Johnson, Molly Lee
University of Delaware
Background: Sport-related concussions (SRCs) have recently become a large concern in sports of all types and levels. This study aimed to test the effectiveness of a poster concussion intervention program at influencing high school football players in a way that will guide them towards taking the necessary actions when faced with a potential SRC. Methods: The REACT posters were hung in six high schools during a competitive football season, while an additional six non-poster schools served as controls. Effectiveness of the poster campaign was assessed using two variables derived from the RoCKAS-ST survey including the Concussion Knowledge Index (CKI) and the Concussion Attitudes Index (CAI). Results: Both the CKI and CAI scores were higher in the control (non-poster) group. Additionally, the poster group encountered a slight drop in CKI and CAI scores from pre to post-season. Conclusions: Contrary to what we hypothesized, our REACT poster campaign was ineffective in changing SRC-related knowledge and attitudes.

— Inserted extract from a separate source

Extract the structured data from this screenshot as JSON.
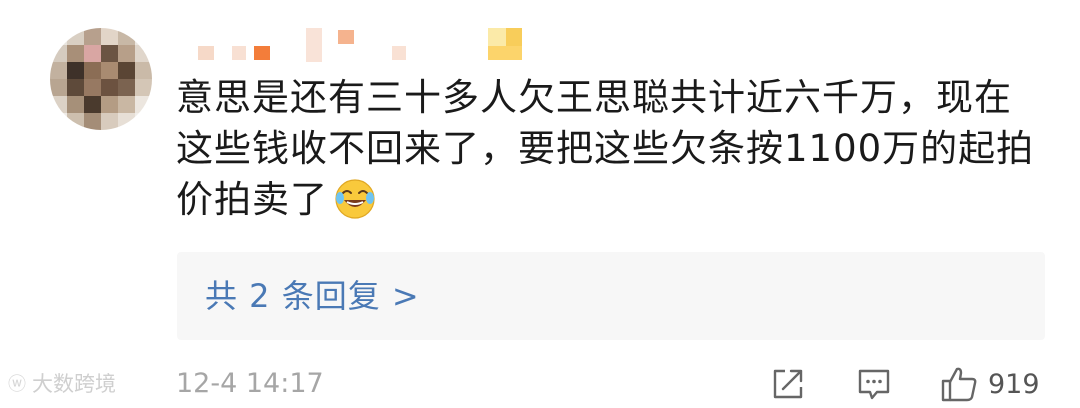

We contend that the disconnect between our poster theme and the RoCKAS-ST survey instrument used to measure outcomes, as well as an ineffective poster design were most likely the cause of our findings.